Top of Records for the task
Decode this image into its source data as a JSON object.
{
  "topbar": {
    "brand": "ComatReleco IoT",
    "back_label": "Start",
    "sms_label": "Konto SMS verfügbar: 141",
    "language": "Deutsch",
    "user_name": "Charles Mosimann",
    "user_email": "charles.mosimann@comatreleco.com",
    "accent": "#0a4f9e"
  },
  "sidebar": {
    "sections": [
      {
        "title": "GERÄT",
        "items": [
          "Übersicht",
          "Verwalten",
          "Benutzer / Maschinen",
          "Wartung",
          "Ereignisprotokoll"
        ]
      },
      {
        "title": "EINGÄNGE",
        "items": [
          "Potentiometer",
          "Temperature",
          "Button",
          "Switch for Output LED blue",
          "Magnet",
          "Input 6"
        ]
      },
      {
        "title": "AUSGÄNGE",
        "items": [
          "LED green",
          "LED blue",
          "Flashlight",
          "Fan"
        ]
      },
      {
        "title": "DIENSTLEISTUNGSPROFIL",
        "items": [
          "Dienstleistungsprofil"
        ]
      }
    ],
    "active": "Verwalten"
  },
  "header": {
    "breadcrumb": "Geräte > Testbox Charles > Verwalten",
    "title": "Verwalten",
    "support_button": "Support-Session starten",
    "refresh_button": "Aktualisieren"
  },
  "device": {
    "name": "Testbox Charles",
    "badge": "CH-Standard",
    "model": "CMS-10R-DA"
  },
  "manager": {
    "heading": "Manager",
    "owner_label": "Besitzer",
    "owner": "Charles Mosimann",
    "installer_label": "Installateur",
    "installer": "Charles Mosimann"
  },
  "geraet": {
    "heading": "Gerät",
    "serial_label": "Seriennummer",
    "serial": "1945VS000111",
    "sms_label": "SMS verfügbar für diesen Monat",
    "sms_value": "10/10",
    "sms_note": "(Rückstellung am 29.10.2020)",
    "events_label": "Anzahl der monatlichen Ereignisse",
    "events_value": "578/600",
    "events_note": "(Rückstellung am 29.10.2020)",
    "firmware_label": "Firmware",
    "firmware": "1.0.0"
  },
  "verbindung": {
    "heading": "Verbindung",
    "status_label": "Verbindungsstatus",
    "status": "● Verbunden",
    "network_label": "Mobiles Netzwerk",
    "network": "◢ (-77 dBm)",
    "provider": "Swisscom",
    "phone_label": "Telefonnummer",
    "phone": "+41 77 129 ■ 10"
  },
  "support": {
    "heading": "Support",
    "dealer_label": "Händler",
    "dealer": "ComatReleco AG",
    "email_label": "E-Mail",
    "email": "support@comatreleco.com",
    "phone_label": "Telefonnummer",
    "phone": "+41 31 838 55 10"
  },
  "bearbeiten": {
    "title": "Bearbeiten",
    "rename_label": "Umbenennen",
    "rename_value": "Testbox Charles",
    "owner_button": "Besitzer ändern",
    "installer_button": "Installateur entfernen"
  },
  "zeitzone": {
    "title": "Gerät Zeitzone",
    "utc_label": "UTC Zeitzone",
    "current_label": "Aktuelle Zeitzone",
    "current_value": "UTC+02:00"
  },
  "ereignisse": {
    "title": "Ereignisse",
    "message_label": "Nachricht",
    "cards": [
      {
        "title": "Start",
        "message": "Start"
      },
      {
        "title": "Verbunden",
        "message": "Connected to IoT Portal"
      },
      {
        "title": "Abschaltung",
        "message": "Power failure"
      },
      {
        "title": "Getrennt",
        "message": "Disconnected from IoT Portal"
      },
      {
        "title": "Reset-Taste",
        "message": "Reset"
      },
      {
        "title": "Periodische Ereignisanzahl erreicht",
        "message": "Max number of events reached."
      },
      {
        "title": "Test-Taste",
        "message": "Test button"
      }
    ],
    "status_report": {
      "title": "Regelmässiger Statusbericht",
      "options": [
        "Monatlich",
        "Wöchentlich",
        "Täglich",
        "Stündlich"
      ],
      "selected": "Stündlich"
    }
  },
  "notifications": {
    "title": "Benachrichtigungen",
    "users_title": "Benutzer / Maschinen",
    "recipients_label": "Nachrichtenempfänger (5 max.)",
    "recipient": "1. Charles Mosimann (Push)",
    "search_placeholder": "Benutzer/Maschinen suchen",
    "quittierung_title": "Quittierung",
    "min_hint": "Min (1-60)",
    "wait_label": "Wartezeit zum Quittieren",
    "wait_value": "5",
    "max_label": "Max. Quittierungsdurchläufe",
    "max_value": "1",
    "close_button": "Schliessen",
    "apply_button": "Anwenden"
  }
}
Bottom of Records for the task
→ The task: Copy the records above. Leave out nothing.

→ Solution for this problem:
Decode this image into its source data as a JSON object.
{
  "topbar": {
    "brand": "ComatReleco IoT",
    "back_label": "Start",
    "sms_label": "Konto SMS verfügbar: 141",
    "language": "Deutsch",
    "user_name": "Charles Mosimann",
    "user_email": "charles.mosimann@comatreleco.com",
    "accent": "#0a4f9e"
  },
  "sidebar": {
    "sections": [
      {
        "title": "GERÄT",
        "items": [
          "Übersicht",
          "Verwalten",
          "Benutzer / Maschinen",
          "Wartung",
          "Ereignisprotokoll"
        ]
      },
      {
        "title": "EINGÄNGE",
        "items": [
          "Potentiometer",
          "Temperature",
          "Button",
          "Switch for Output LED blue",
          "Magnet",
          "Input 6"
        ]
      },
      {
        "title": "AUSGÄNGE",
        "items": [
          "LED green",
          "LED blue",
          "Flashlight",
          "Fan"
        ]
      },
      {
        "title": "DIENSTLEISTUNGSPROFIL",
        "items": [
          "Dienstleistungsprofil"
        ]
      }
    ],
    "active": "Verwalten"
  },
  "header": {
    "breadcrumb": "Geräte > Testbox Charles > Verwalten",
    "title": "Verwalten",
    "support_button": "Support-Session starten",
    "refresh_button": "Aktualisieren"
  },
  "device": {
    "name": "Testbox Charles",
    "badge": "CH-Standard",
    "model": "CMS-10R-DA"
  },
  "manager": {
    "heading": "Manager",
    "owner_label": "Besitzer",
    "owner": "Charles Mosimann",
    "installer_label": "Installateur",
    "installer": "Charles Mosimann"
  },
  "geraet": {
    "heading": "Gerät",
    "serial_label": "Seriennummer",
    "serial": "1945VS000111",
    "sms_label": "SMS verfügbar für diesen Monat",
    "sms_value": "10/10",
    "sms_note": "(Rückstellung am 29.10.2020)",
    "events_label": "Anzahl der monatlichen Ereignisse",
    "events_value": "578/600",
    "events_note": "(Rückstellung am 29.10.2020)",
    "firmware_label": "Firmware",
    "firmware": "1.0.0"
  },
  "verbindung": {
    "heading": "Verbindung",
    "status_label": "Verbindungsstatus",
    "status": "● Verbunden",
    "network_label": "Mobiles Netzwerk",
    "network": "◢ (-77 dBm)",
    "provider": "Swisscom",
    "phone_label": "Telefonnummer",
    "phone": "+41 77 129 ■ 10"
  },
  "support": {
    "heading": "Support",
    "dealer_label": "Händler",
    "dealer": "ComatReleco AG",
    "email_label": "E-Mail",
    "email": "support@comatreleco.com",
    "phone_label": "Telefonnummer",
    "phone": "+41 31 838 55 10"
  },
  "bearbeiten": {
    "title": "Bearbeiten",
    "rename_label": "Umbenennen",
    "rename_value": "Testbox Charles",
    "owner_button": "Besitzer ändern",
    "installer_button": "Installateur entfernen"
  },
  "zeitzone": {
    "title": "Gerät Zeitzone",
    "utc_label": "UTC Zeitzone",
    "current_label": "Aktuelle Zeitzone",
    "current_value": "UTC+02:00"
  },
  "ereignisse": {
    "title": "Ereignisse",
    "message_label": "Nachricht",
    "cards": [
      {
        "title": "Start",
        "message": "Start"
      },
      {
        "title": "Verbunden",
        "message": "Connected to IoT Portal"
      },
      {
        "title": "Abschaltung",
        "message": "Power failure"
      },
      {
        "title": "Getrennt",
        "message": "Disconnected from IoT Portal"
      },
      {
        "title": "Reset-Taste",
        "message": "Reset"
      },
      {
        "title": "Periodische Ereignisanzahl erreicht",
        "message": "Max number of events reached."
      },
      {
        "title": "Test-Taste",
        "message": "Test button"
      }
    ],
    "status_report": {
      "title": "Regelmässiger Statusbericht",
      "options": [
        "Monatlich",
        "Wöchentlich",
        "Täglich",
        "Stündlich"
      ],
      "selected": "Stündlich"
    }
  },
  "notifications": {
    "title": "Benachrichtigungen",
    "users_title": "Benutzer / Maschinen",
    "recipients_label": "Nachrichtenempfänger (5 max.)",
    "recipient": "1. Charles Mosimann (Push)",
    "search_placeholder": "Benutzer/Maschinen suchen",
    "quittierung_title": "Quittierung",
    "min_hint": "Min (1-60)",
    "wait_label": "Wartezeit zum Quittieren",
    "wait_value": "5",
    "max_label": "Max. Quittierungsdurchläufe",
    "max_value": "1",
    "close_button": "Schliessen",
    "apply_button": "Anwenden"
  }
}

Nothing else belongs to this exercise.